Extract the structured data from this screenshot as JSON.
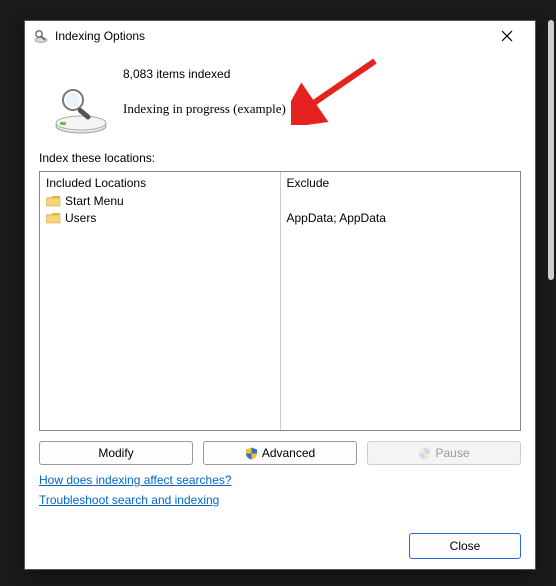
{
  "window": {
    "title": "Indexing Options"
  },
  "status": {
    "count_line": "8,083 items indexed",
    "progress_line": "Indexing in progress (example)"
  },
  "locations": {
    "section_label": "Index these locations:",
    "included_header": "Included Locations",
    "exclude_header": "Exclude",
    "rows": [
      {
        "name": "Start Menu",
        "exclude": ""
      },
      {
        "name": "Users",
        "exclude": "AppData; AppData"
      }
    ]
  },
  "buttons": {
    "modify": "Modify",
    "advanced": "Advanced",
    "pause": "Pause",
    "close": "Close"
  },
  "links": {
    "affect": "How does indexing affect searches?",
    "troubleshoot": "Troubleshoot search and indexing"
  }
}
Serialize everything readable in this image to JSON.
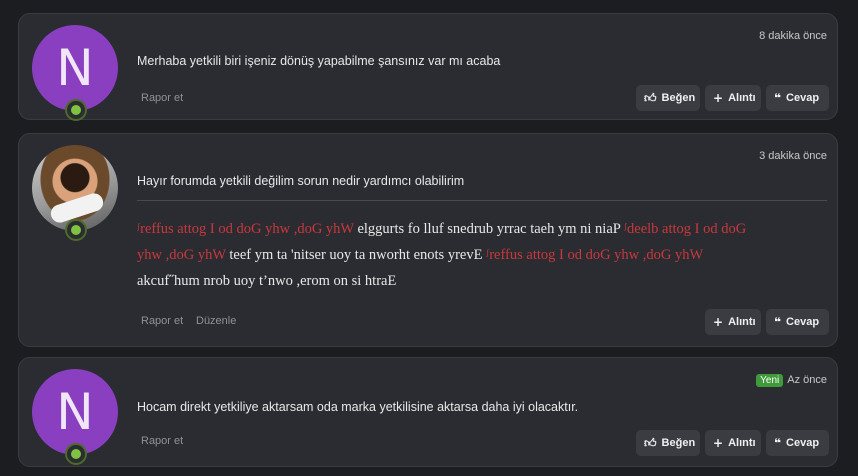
{
  "posts": [
    {
      "avatar_letter": "N",
      "time": "8 dakika önce",
      "message": "Merhaba yetkili biri işeniz dönüş yapabilme şansınız var mı acaba",
      "report": "Rapor et",
      "like": "Beğen",
      "quote": "Alıntı",
      "reply": "Cevap"
    },
    {
      "avatar_letter": "",
      "time": "3 dakika önce",
      "message": "Hayır forumda yetkili değilim sorun nedir yardımcı olabilirim",
      "signature": {
        "line1_red": "ᶴreffus attog I od doG yhw ,doG yhW",
        "line1_rest": " elggurts fo lluf snedrub yrrac taeh ym ni niaP ",
        "line1_red2": "ᶴdeelb attog I od doG",
        "line2_red": "yhw ,doG yhW",
        "line2_rest": " teef ym ta 'nitser uoy ta nworht enots yrevE ",
        "line2_red2": "ᶴreffus attog I od doG yhw ,doG yhW",
        "line3": "akcuf˝hum nrob uoy t’nwo ,erom on si htraE"
      },
      "report": "Rapor et",
      "edit": "Düzenle",
      "quote": "Alıntı",
      "reply": "Cevap"
    },
    {
      "avatar_letter": "N",
      "badge": "Yeni",
      "time": "Az önce",
      "message": "Hocam direkt yetkiliye aktarsam oda marka yetkilisine aktarsa daha iyi olacaktır.",
      "report": "Rapor et",
      "like": "Beğen",
      "quote": "Alıntı",
      "reply": "Cevap"
    }
  ],
  "icons": {
    "like": "thumbs-up-icon",
    "quote": "plus-icon",
    "reply": "quote-icon",
    "online": "online-user-icon"
  },
  "colors": {
    "avatar_purple": "#8a3fc0",
    "online_green": "#7fc241",
    "signature_red": "#c8383d",
    "new_badge": "#3f9a3a"
  }
}
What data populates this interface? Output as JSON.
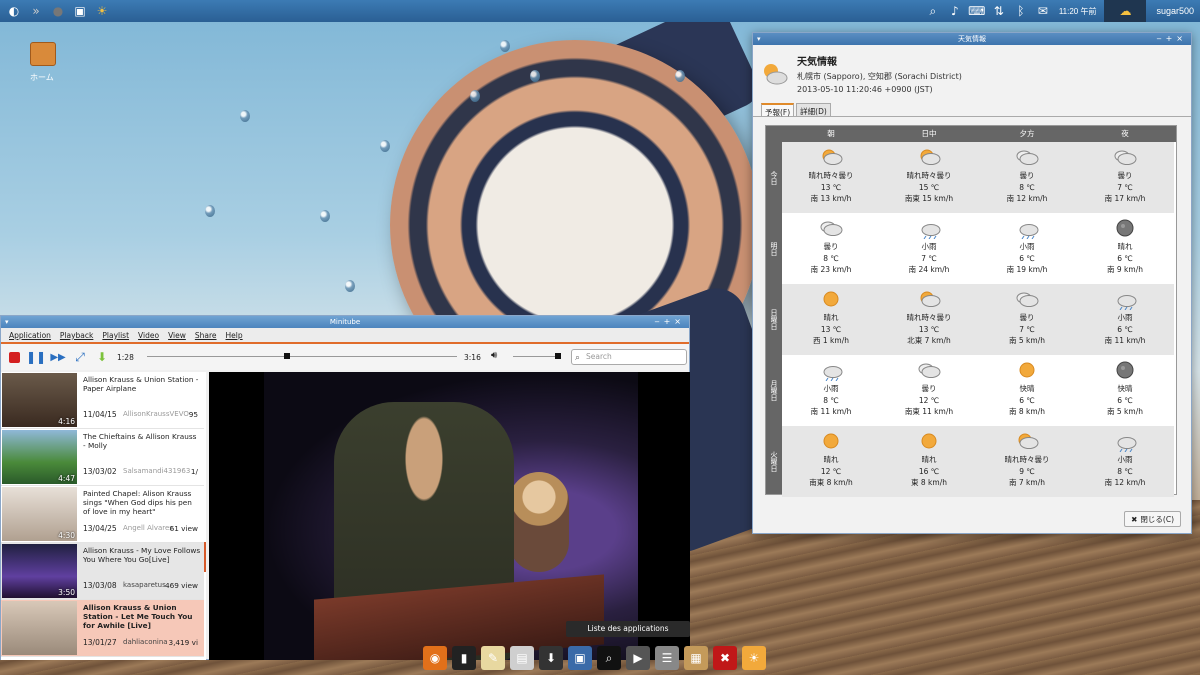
{
  "top_panel": {
    "clock": "11:20 午前",
    "user": "sugar500"
  },
  "desktop": {
    "home_label": "ホーム"
  },
  "weather": {
    "window_title": "天気情報",
    "heading": "天気情報",
    "location": "札幌市 (Sapporo), 空知郡 (Sorachi District)",
    "timestamp": "2013-05-10 11:20:46 +0900 (JST)",
    "tabs": [
      "予報(F)",
      "詳細(D)"
    ],
    "columns": [
      "朝",
      "日中",
      "夕方",
      "夜"
    ],
    "rows": [
      {
        "day": "今日",
        "cells": [
          {
            "icon": "partly-cloudy-icon",
            "cond": "晴れ時々曇り",
            "temp": "13 ℃",
            "wind": "南 13 km/h"
          },
          {
            "icon": "partly-cloudy-icon",
            "cond": "晴れ時々曇り",
            "temp": "15 ℃",
            "wind": "南東 15 km/h"
          },
          {
            "icon": "cloudy-icon",
            "cond": "曇り",
            "temp": "8 ℃",
            "wind": "南 12 km/h"
          },
          {
            "icon": "cloudy-icon",
            "cond": "曇り",
            "temp": "7 ℃",
            "wind": "南 17 km/h"
          }
        ]
      },
      {
        "day": "明日",
        "cells": [
          {
            "icon": "cloudy-icon",
            "cond": "曇り",
            "temp": "8 ℃",
            "wind": "南 23 km/h"
          },
          {
            "icon": "rain-icon",
            "cond": "小雨",
            "temp": "7 ℃",
            "wind": "南 24 km/h"
          },
          {
            "icon": "rain-icon",
            "cond": "小雨",
            "temp": "6 ℃",
            "wind": "南 19 km/h"
          },
          {
            "icon": "moon-icon",
            "cond": "晴れ",
            "temp": "6 ℃",
            "wind": "南 9 km/h"
          }
        ]
      },
      {
        "day": "日曜日",
        "cells": [
          {
            "icon": "sun-icon",
            "cond": "晴れ",
            "temp": "13 ℃",
            "wind": "西 1 km/h"
          },
          {
            "icon": "partly-cloudy-icon",
            "cond": "晴れ時々曇り",
            "temp": "13 ℃",
            "wind": "北東 7 km/h"
          },
          {
            "icon": "cloudy-icon",
            "cond": "曇り",
            "temp": "7 ℃",
            "wind": "南 5 km/h"
          },
          {
            "icon": "rain-icon",
            "cond": "小雨",
            "temp": "6 ℃",
            "wind": "南 11 km/h"
          }
        ]
      },
      {
        "day": "月曜日",
        "cells": [
          {
            "icon": "rain-icon",
            "cond": "小雨",
            "temp": "8 ℃",
            "wind": "南 11 km/h"
          },
          {
            "icon": "cloudy-icon",
            "cond": "曇り",
            "temp": "12 ℃",
            "wind": "南東 11 km/h"
          },
          {
            "icon": "sun-icon",
            "cond": "快晴",
            "temp": "6 ℃",
            "wind": "南 8 km/h"
          },
          {
            "icon": "moon-icon",
            "cond": "快晴",
            "temp": "6 ℃",
            "wind": "南 5 km/h"
          }
        ]
      },
      {
        "day": "火曜日",
        "cells": [
          {
            "icon": "sun-icon",
            "cond": "晴れ",
            "temp": "12 ℃",
            "wind": "南東 8 km/h"
          },
          {
            "icon": "sun-icon",
            "cond": "晴れ",
            "temp": "16 ℃",
            "wind": "東 8 km/h"
          },
          {
            "icon": "partly-cloudy-icon",
            "cond": "晴れ時々曇り",
            "temp": "9 ℃",
            "wind": "南 7 km/h"
          },
          {
            "icon": "rain-icon",
            "cond": "小雨",
            "temp": "8 ℃",
            "wind": "南 12 km/h"
          }
        ]
      }
    ],
    "close_label": "閉じる(C)"
  },
  "player": {
    "window_title": "Minitube",
    "menu": [
      "Application",
      "Playback",
      "Playlist",
      "Video",
      "View",
      "Share",
      "Help"
    ],
    "time_elapsed": "1:28",
    "time_total": "3:16",
    "progress": 0.45,
    "search_placeholder": "Search",
    "playlist": [
      {
        "title": "Allison Krauss & Union Station - Paper Airplane",
        "date": "11/04/15",
        "channel": "AllisonKraussVEVO",
        "views": "95",
        "duration": "4:16",
        "state": "normal"
      },
      {
        "title": "The Chieftains & Allison Krauss - Molly",
        "date": "13/03/02",
        "channel": "Salsamandi431963",
        "views": "1/",
        "duration": "4:47",
        "state": "normal"
      },
      {
        "title": "Painted Chapel: Alison Krauss sings \"When God dips his pen of love in my heart\"",
        "date": "13/04/25",
        "channel": "Angell Alvares",
        "views": "61 view",
        "duration": "4:30",
        "state": "normal"
      },
      {
        "title": "Allison Krauss - My Love Follows You Where You Go[Live]",
        "date": "13/03/08",
        "channel": "kasaparetus",
        "views": "469 view",
        "duration": "3:50",
        "state": "selected"
      },
      {
        "title": "Allison Krauss & Union Station - Let Me Touch You for Awhile [Live]",
        "date": "13/01/27",
        "channel": "dahliaconina",
        "views": "3,419 vi",
        "duration": "",
        "state": "playing"
      }
    ]
  },
  "dock": {
    "tooltip": "Liste des applications",
    "items": [
      "firefox-icon",
      "terminal-icon",
      "text-editor-icon",
      "file-cabinet-icon",
      "download-icon",
      "screenshot-icon",
      "search-icon",
      "media-icon",
      "mixer-icon",
      "package-icon",
      "close-icon",
      "weather-icon"
    ]
  }
}
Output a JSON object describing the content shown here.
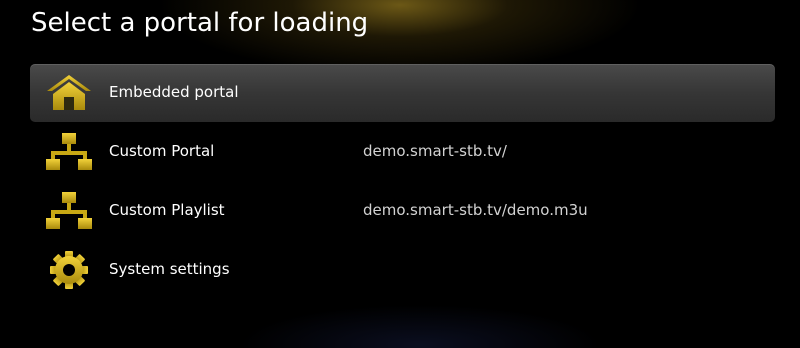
{
  "header": {
    "title": "Select a portal for loading"
  },
  "colors": {
    "accent": "#c8a814",
    "selected_row": "#3c3c3c",
    "background": "#000000"
  },
  "menu": {
    "items": [
      {
        "label": "Embedded portal",
        "value": "",
        "icon": "home-icon",
        "selected": true
      },
      {
        "label": "Custom Portal",
        "value": "demo.smart-stb.tv/",
        "icon": "network-icon",
        "selected": false
      },
      {
        "label": "Custom Playlist",
        "value": "demo.smart-stb.tv/demo.m3u",
        "icon": "network-icon",
        "selected": false
      },
      {
        "label": "System settings",
        "value": "",
        "icon": "gear-icon",
        "selected": false
      }
    ]
  }
}
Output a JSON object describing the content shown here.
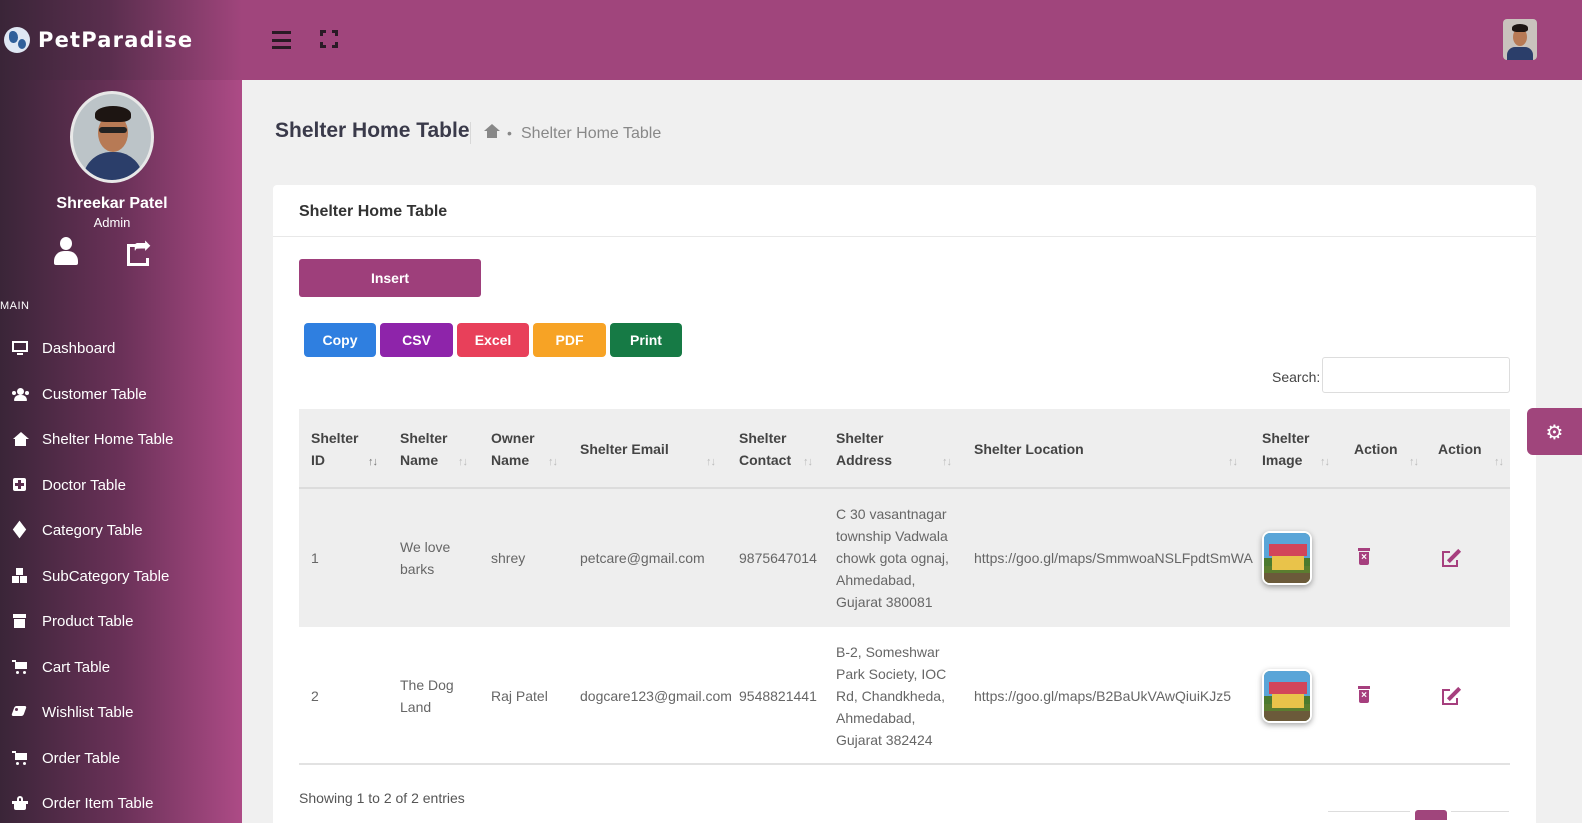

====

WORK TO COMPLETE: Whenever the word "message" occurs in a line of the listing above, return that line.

WORKED SOLUTION:
      "message": "Merhaba yetkili biri işeniz dönüş yapabilme şansınız var mı acaba",
      "message": "Hayır forumda yetkili değilim sorun nedir yardımcı olabilirim",
      "message": "Hocam direkt yetkiliye aktarsam oda marka yetkilisine aktarsa daha iyi olacaktır.",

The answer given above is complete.